# Records for the task
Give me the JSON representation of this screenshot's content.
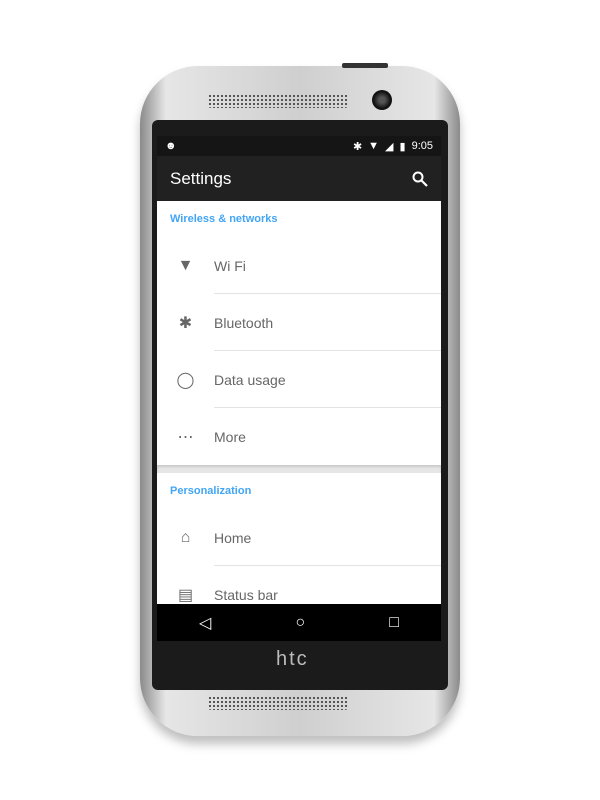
{
  "device": {
    "brand": "htc"
  },
  "status_bar": {
    "time": "9:05",
    "icons": [
      "cyanogen-icon",
      "bluetooth-icon",
      "wifi-icon",
      "no-sim-icon",
      "battery-charging-icon"
    ]
  },
  "toolbar": {
    "title": "Settings",
    "search_icon": "search-icon"
  },
  "sections": [
    {
      "header": "Wireless & networks",
      "items": [
        {
          "label": "Wi Fi",
          "icon": "wifi-icon"
        },
        {
          "label": "Bluetooth",
          "icon": "bluetooth-icon"
        },
        {
          "label": "Data usage",
          "icon": "data-usage-icon"
        },
        {
          "label": "More",
          "icon": "more-icon"
        }
      ]
    },
    {
      "header": "Personalization",
      "items": [
        {
          "label": "Home",
          "icon": "home-icon"
        },
        {
          "label": "Status bar",
          "icon": "status-bar-icon"
        }
      ]
    }
  ],
  "navigation": [
    "back",
    "home",
    "recents"
  ],
  "colors": {
    "accent": "#42a5f5",
    "toolbar": "#212121"
  }
}
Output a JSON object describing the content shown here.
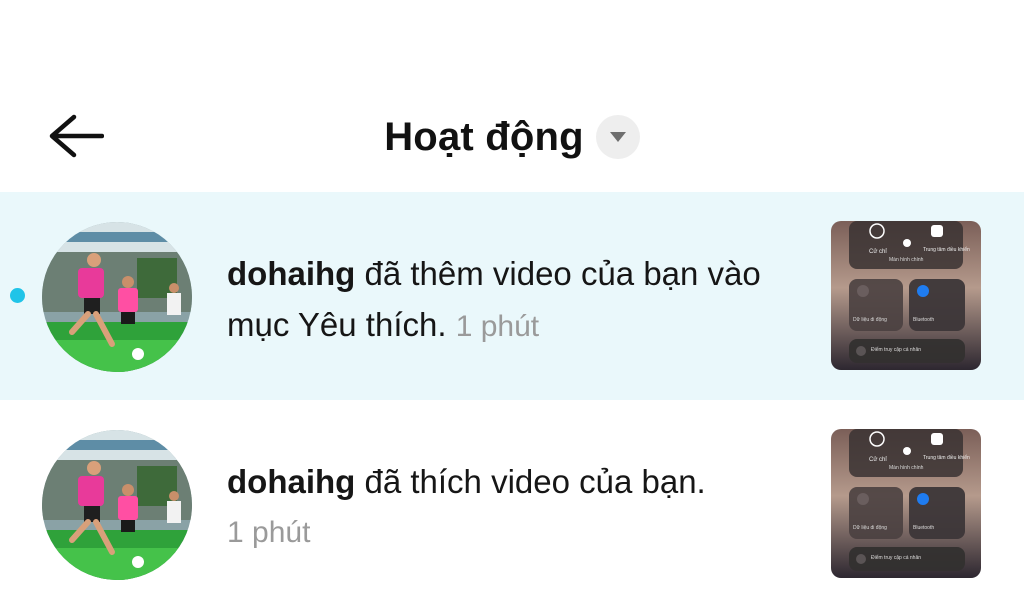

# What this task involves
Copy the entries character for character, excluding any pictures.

# Answer to this exercise
Give me the JSON representation of this screenshot's content.
{
  "device": {
    "brand": "htc"
  },
  "status_bar": {
    "time": "9:05",
    "icons": [
      "cyanogen-icon",
      "bluetooth-icon",
      "wifi-icon",
      "no-sim-icon",
      "battery-charging-icon"
    ]
  },
  "toolbar": {
    "title": "Settings",
    "search_icon": "search-icon"
  },
  "sections": [
    {
      "header": "Wireless & networks",
      "items": [
        {
          "label": "Wi Fi",
          "icon": "wifi-icon"
        },
        {
          "label": "Bluetooth",
          "icon": "bluetooth-icon"
        },
        {
          "label": "Data usage",
          "icon": "data-usage-icon"
        },
        {
          "label": "More",
          "icon": "more-icon"
        }
      ]
    },
    {
      "header": "Personalization",
      "items": [
        {
          "label": "Home",
          "icon": "home-icon"
        },
        {
          "label": "Status bar",
          "icon": "status-bar-icon"
        }
      ]
    }
  ],
  "navigation": [
    "back",
    "home",
    "recents"
  ],
  "colors": {
    "accent": "#42a5f5",
    "toolbar": "#212121"
  }
}
Output a JSON object describing the content shown here.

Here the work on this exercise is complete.